Although permaculture principles are well established, the movement has not been studied in a systematic way. University of Illinois landscape agroecologist Sarah Taylor Lovell and graduate student Rafter Ferguson set out to explore who is participating. They hope to provide insights into permaculture’s potential for growth and its influence on the larger sustainability movement.

After examining survey responses from 731 English-speaking permaculture participants across 45 countries, their results show that vast majority of participants are white. In countries where racial disparities are greater, fewer people of color are participating than in countries with less inequality.

“The absence of people of color in our survey results seems to be problematic across a lot of environmental movements,” Lovell says. “It may be that people of color might not identify with the term ‘permaculture’, even though they might be practicing something very similar,” she adds. “In an earlier study, we found a lot of participation by several urban ethnic groups in permaculture-like home gardening.”

The survey also reveals that just over half of the respondents are women. This apparent parity is tempered by the discovery that women are disproportionately excluded from professional roles in the movement. These are usually paid positions that range from consultant to teacher to designer.

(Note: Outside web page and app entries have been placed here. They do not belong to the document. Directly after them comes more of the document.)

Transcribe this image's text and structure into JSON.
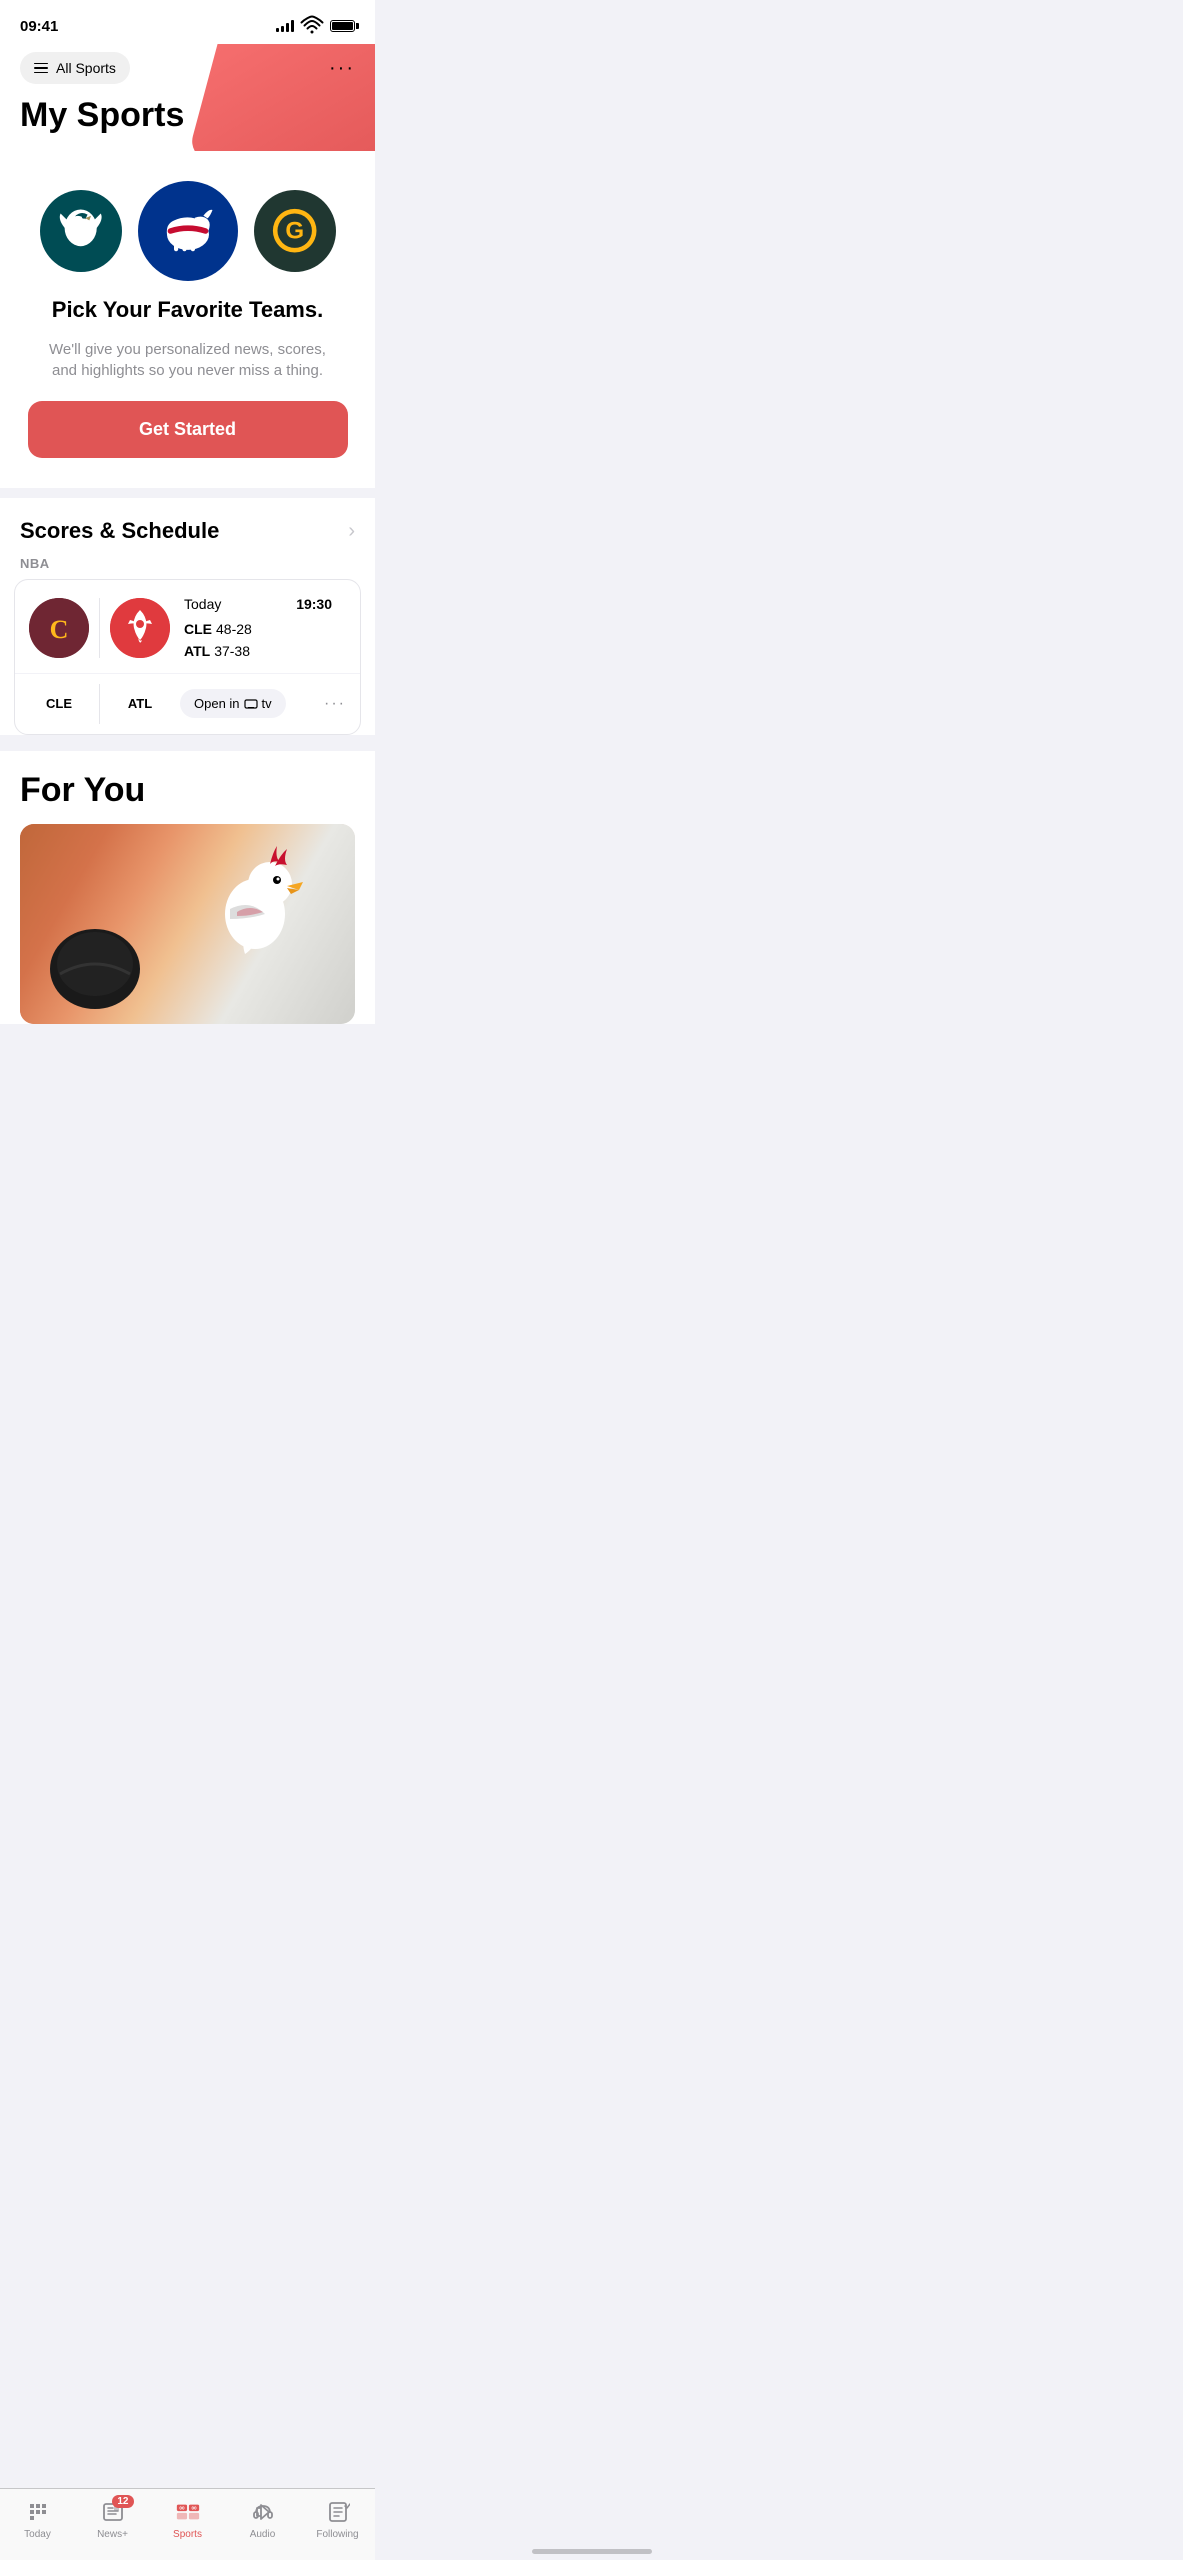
{
  "statusBar": {
    "time": "09:41"
  },
  "header": {
    "allSportsLabel": "All Sports",
    "pageTitle": "My Sports"
  },
  "teamsSection": {
    "pickTeamsTitle": "Pick Your Favorite Teams.",
    "pickTeamsDesc": "We'll give you personalized news, scores, and highlights so you never miss a thing.",
    "getStartedLabel": "Get Started"
  },
  "scoresSection": {
    "title": "Scores & Schedule",
    "league": "NBA",
    "game": {
      "date": "Today",
      "time": "19:30",
      "team1Abbr": "CLE",
      "team1Record": "48-28",
      "team2Abbr": "ATL",
      "team2Record": "37-38",
      "openInTvLabel": "Open in  tv"
    }
  },
  "forYouSection": {
    "title": "For You"
  },
  "tabBar": {
    "tabs": [
      {
        "id": "today",
        "label": "Today",
        "active": false,
        "badge": null
      },
      {
        "id": "newsplus",
        "label": "News+",
        "active": false,
        "badge": "12"
      },
      {
        "id": "sports",
        "label": "Sports",
        "active": true,
        "badge": null
      },
      {
        "id": "audio",
        "label": "Audio",
        "active": false,
        "badge": null
      },
      {
        "id": "following",
        "label": "Following",
        "active": false,
        "badge": null
      }
    ]
  }
}
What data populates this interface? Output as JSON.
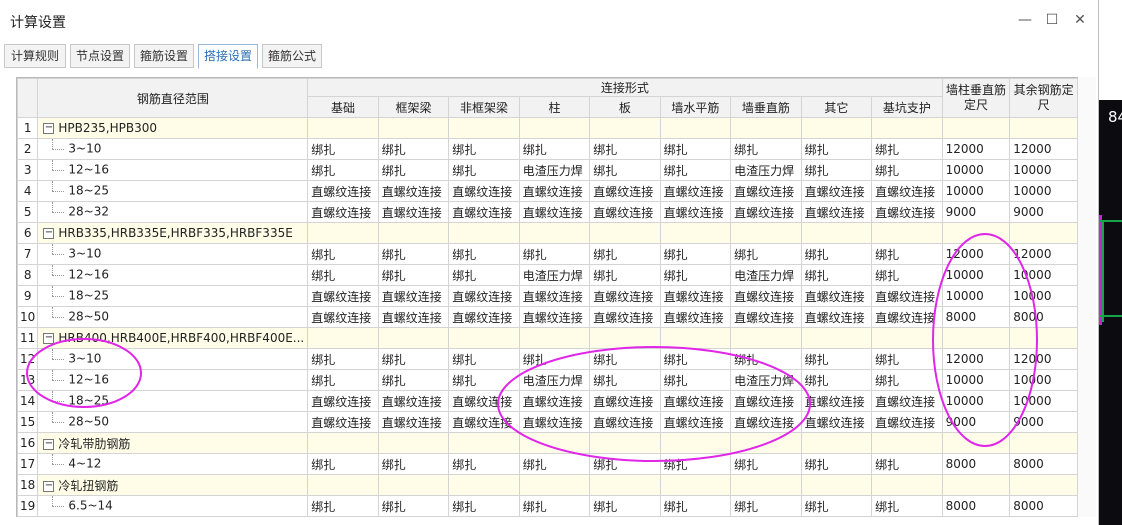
{
  "window": {
    "title": "计算设置",
    "minimize_glyph": "—",
    "maximize_glyph": "☐",
    "close_glyph": "✕"
  },
  "background": {
    "side_number": "84"
  },
  "tabs": [
    {
      "label": "计算规则",
      "active": false
    },
    {
      "label": "节点设置",
      "active": false
    },
    {
      "label": "箍筋设置",
      "active": false
    },
    {
      "label": "搭接设置",
      "active": true
    },
    {
      "label": "箍筋公式",
      "active": false
    }
  ],
  "table": {
    "header_range": "钢筋直径范围",
    "header_group": "连接形式",
    "header_wall_col": "墙柱垂直筋定尺",
    "header_other": "其余钢筋定尺",
    "columns": [
      "基础",
      "框架梁",
      "非框架梁",
      "柱",
      "板",
      "墙水平筋",
      "墙垂直筋",
      "其它",
      "基坑支护"
    ],
    "rows": [
      {
        "n": "1",
        "group": true,
        "label": "HPB235,HPB300"
      },
      {
        "n": "2",
        "label": "3~10",
        "cells": [
          "绑扎",
          "绑扎",
          "绑扎",
          "绑扎",
          "绑扎",
          "绑扎",
          "绑扎",
          "绑扎",
          "绑扎"
        ],
        "wall": "12000",
        "other": "12000"
      },
      {
        "n": "3",
        "label": "12~16",
        "cells": [
          "绑扎",
          "绑扎",
          "绑扎",
          "电渣压力焊",
          "绑扎",
          "绑扎",
          "电渣压力焊",
          "绑扎",
          "绑扎"
        ],
        "wall": "10000",
        "other": "10000"
      },
      {
        "n": "4",
        "label": "18~25",
        "cells": [
          "直螺纹连接",
          "直螺纹连接",
          "直螺纹连接",
          "直螺纹连接",
          "直螺纹连接",
          "直螺纹连接",
          "直螺纹连接",
          "直螺纹连接",
          "直螺纹连接"
        ],
        "wall": "10000",
        "other": "10000"
      },
      {
        "n": "5",
        "label": "28~32",
        "cells": [
          "直螺纹连接",
          "直螺纹连接",
          "直螺纹连接",
          "直螺纹连接",
          "直螺纹连接",
          "直螺纹连接",
          "直螺纹连接",
          "直螺纹连接",
          "直螺纹连接"
        ],
        "wall": "9000",
        "other": "9000"
      },
      {
        "n": "6",
        "group": true,
        "label": "HRB335,HRB335E,HRBF335,HRBF335E"
      },
      {
        "n": "7",
        "label": "3~10",
        "cells": [
          "绑扎",
          "绑扎",
          "绑扎",
          "绑扎",
          "绑扎",
          "绑扎",
          "绑扎",
          "绑扎",
          "绑扎"
        ],
        "wall": "12000",
        "other": "12000"
      },
      {
        "n": "8",
        "label": "12~16",
        "cells": [
          "绑扎",
          "绑扎",
          "绑扎",
          "电渣压力焊",
          "绑扎",
          "绑扎",
          "电渣压力焊",
          "绑扎",
          "绑扎"
        ],
        "wall": "10000",
        "other": "10000"
      },
      {
        "n": "9",
        "label": "18~25",
        "cells": [
          "直螺纹连接",
          "直螺纹连接",
          "直螺纹连接",
          "直螺纹连接",
          "直螺纹连接",
          "直螺纹连接",
          "直螺纹连接",
          "直螺纹连接",
          "直螺纹连接"
        ],
        "wall": "10000",
        "other": "10000"
      },
      {
        "n": "10",
        "label": "28~50",
        "cells": [
          "直螺纹连接",
          "直螺纹连接",
          "直螺纹连接",
          "直螺纹连接",
          "直螺纹连接",
          "直螺纹连接",
          "直螺纹连接",
          "直螺纹连接",
          "直螺纹连接"
        ],
        "wall": "8000",
        "other": "8000"
      },
      {
        "n": "11",
        "group": true,
        "label": "HRB400,HRB400E,HRBF400,HRBF400E..."
      },
      {
        "n": "12",
        "label": "3~10",
        "cells": [
          "绑扎",
          "绑扎",
          "绑扎",
          "绑扎",
          "绑扎",
          "绑扎",
          "绑扎",
          "绑扎",
          "绑扎"
        ],
        "wall": "12000",
        "other": "12000"
      },
      {
        "n": "13",
        "label": "12~16",
        "cells": [
          "绑扎",
          "绑扎",
          "绑扎",
          "电渣压力焊",
          "绑扎",
          "绑扎",
          "电渣压力焊",
          "绑扎",
          "绑扎"
        ],
        "wall": "10000",
        "other": "10000"
      },
      {
        "n": "14",
        "label": "18~25",
        "cells": [
          "直螺纹连接",
          "直螺纹连接",
          "直螺纹连接",
          "直螺纹连接",
          "直螺纹连接",
          "直螺纹连接",
          "直螺纹连接",
          "直螺纹连接",
          "直螺纹连接"
        ],
        "wall": "10000",
        "other": "10000"
      },
      {
        "n": "15",
        "label": "28~50",
        "cells": [
          "直螺纹连接",
          "直螺纹连接",
          "直螺纹连接",
          "直螺纹连接",
          "直螺纹连接",
          "直螺纹连接",
          "直螺纹连接",
          "直螺纹连接",
          "直螺纹连接"
        ],
        "wall": "9000",
        "other": "9000"
      },
      {
        "n": "16",
        "group": true,
        "label": "冷轧带肋钢筋"
      },
      {
        "n": "17",
        "label": "4~12",
        "cells": [
          "绑扎",
          "绑扎",
          "绑扎",
          "绑扎",
          "绑扎",
          "绑扎",
          "绑扎",
          "绑扎",
          "绑扎"
        ],
        "wall": "8000",
        "other": "8000"
      },
      {
        "n": "18",
        "group": true,
        "label": "冷轧扭钢筋"
      },
      {
        "n": "19",
        "label": "6.5~14",
        "cells": [
          "绑扎",
          "绑扎",
          "绑扎",
          "绑扎",
          "绑扎",
          "绑扎",
          "绑扎",
          "绑扎",
          "绑扎"
        ],
        "wall": "8000",
        "other": "8000"
      }
    ]
  },
  "annotations": {
    "color": "#e026e8"
  }
}
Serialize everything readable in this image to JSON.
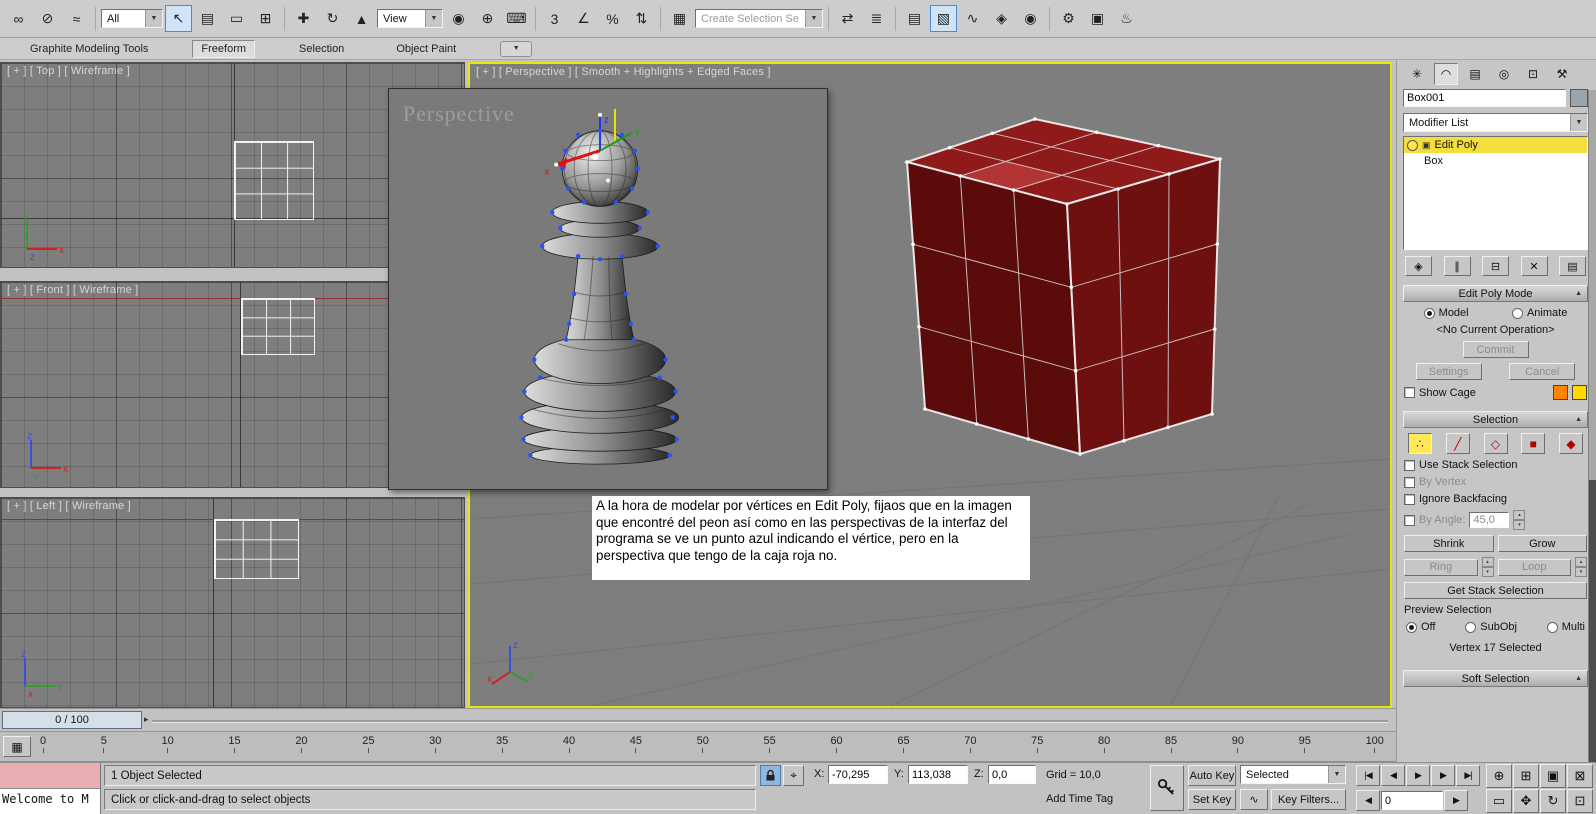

“Our results reflect what we see in general. Even where women are close to matching the number of men working in an organization, we see that they often aren’t in the leadership roles. For women to be lifted up within the permaculture movement, there has to be more thought about purposefully putting women in those roles,” Lovell notes.

The study examined socioeconomic factors, and generally found that participants in the permaculture movement tend to be of intermediate or high socioeconomic status. The influence of particular socioeconomic factors differed. For example, income was relatively low, but the level of education and homeownership were higher than national averages.

“The most interesting thing that came out of the study, for me, was seeing how very complex these relationships are, and how many interactions there are between gender, socioeconomic status, and the different roles within the movement,” Lovell says.

So, what does all this mean for the future of permaculture?

“The factors limiting diversity and equality in permaculture must be addressed thoughtfully and systematically if the movement is to grow and contribute to sustainability in a meaningful way,” Lovell says.

The article, “Grassroots engagement with transition to sustainability: Diversity and modes of participation in the international permaculture movement,” is published in Ecology and Society and can be read at


Salute to Ag Day

All Day Event
To Be Announced

The College of Agricultural, Consumer and Environmental Sciences (ACES) invites you to attend Salute to Agriculture Day at the University of Illinois at Urbana-Champaign on Saturday, September 10. Prior to watching the Illini take on North Carolina, we invite you to enjoy a tailgate including a short program hosted by Orion Samuelson followed by an auction. More information can be found at


December Graduation Ceremony

5:00 PM - 7:00 PM
Krannert Center